- Sprinkle Bacon Salt or bacon over vegetables, toss to coat, and serve.
- Salt and Pepper
- 1 Tbs Olive Oil
- 3 Strips Thick-cut Bacon
- 1lb Brussel Sprouts
- Prepping the brussel sprouts is the only time consuming part of the entire recipe. For those that may not have worked with brussel sprouts before, just cut off the end that was attached to the stalk, making sure to cut the stems of the outer most leaves. Those leaves should almost fall right off now. Cut the brussel sprout in half making sure to cut through the core so that it holds together.
- Cut the bacon in thirds and fry it in a medium heat pan.
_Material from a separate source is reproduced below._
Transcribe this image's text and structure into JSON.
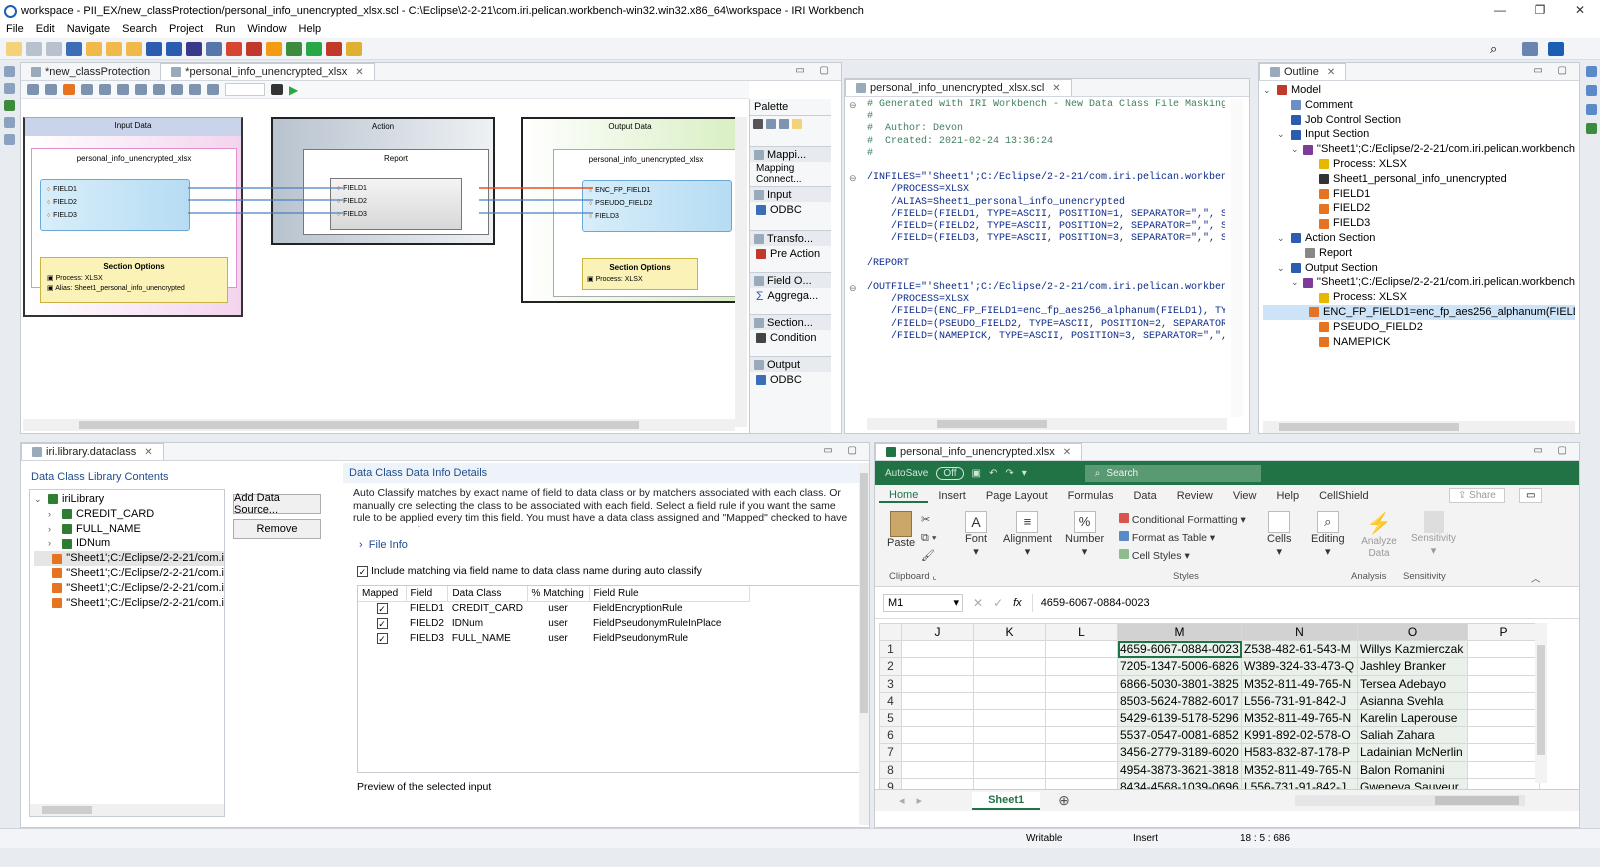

As a bacon press, I use some aluminum foil and a pot that is just smaller than the pan. It works great and costs nothing. If you want to be really efficient, don’t throw the foil away when you’re done with it, as you’ll need again in a bit.
- When the bacon is done, remove it but leave the fat behind. Add the olive oil to it with some salt and pepper. Place the brussel sprouts face down in the pan and cover the pan with the foil. Covering the pan with foil will trap the steam that is let off and cook the sprouts evenly.
- Turn the heat to medium-low and cook for 10-12 minutes. When the brussel sprouts are good and caramelized add the bacon back in to reheat.
CURTIS STONE’S BROWN BUTTER, THYME AND HONEY CARAMELIZED BRUSSELS SPROUTS
- 1 pound fresh Brussels Sprouts
- 2 tablespoons Unsalted Butter
- 1/8 cup Honey
- 1 tablespoon fresh Thyme Leaves (you could use sage here too!)
- In a large pot of boiling salted water, cook the sprouts in batches until bright green, about 3-5 minutes per batch. Drain the Brussels sprouts and transfer them to a large bowl of ice water. When cool, remove the sprouts from the cold water, drain well, and cut them in half lengthwise.
- Working in two batches, melt half the butter in a large sauté pan over medium-
high heat until it is golden brown, about 2 minutes.
- Add the sprouts and increase the heat to high. Sauté until the Brussels sprouts are golden brown, about 5 minutes. Add thyme and honey, and mix well. Season to taste with salt.
- Transfer to a platter, cover with foil and repeat with remaining Brussels sprouts. Spoon the Brussels sprouts onto a large serving platter and serve immediately.
Fried Sage and Green Tomatoes
- 2 to 3 large green tomatoes; sliced 1/4 inch thick
- 1 cup flour; divided in half
- 1/2 cup yellow cornmeal
- 2 to 3 large eggs
- 1/8 cup milk
- Salt and fresh black pepper; to taste
- celery seeds; to taste
- hot sauce; to taste
- Sage leaves; cleaned and dried
- Peanut Oil
- Sprinkle both sides of the green tomato slices with salt and pepper. Whisk the milk, hot sauce, eggs and seasonings together. Set aside.
- Place 1/2 cup flour in a large bowl. Use the remaining 1/2 cup flour to mix with the cornmeal in another wide bowl. Season both flours with salt and pepper.
- Pour enough peanut oil in a black skillet to cover the bottom at most half and inch. Place one green tomato slice in the plain flour. Then place it in the egg mixture. Dredge the slice through the cornmeal and flour mixture. Place on a paper towel lined cookie sheet. Repeat with the other tomato slices. Working in batches, add two slices to the hot oil (be careful not to add too many slices to the pan, for the oil’s temperature will reduce). Fry green tomatoes until golden brown, about 2 to 5 minutes per side. Using a slotted spoon, transfer to a prepared baking sheet lined with paper towels; sprinkle with salt and pepper. Keep warm in oven.
- After all the tomato slices are fried, add dry sage leaves to the oil. Fry for a few seconds. Transfer to a paper towel lined plate.
- When serving the Fried Green Tomatoes, place Fried Sage leaves on top. Enjoy warm.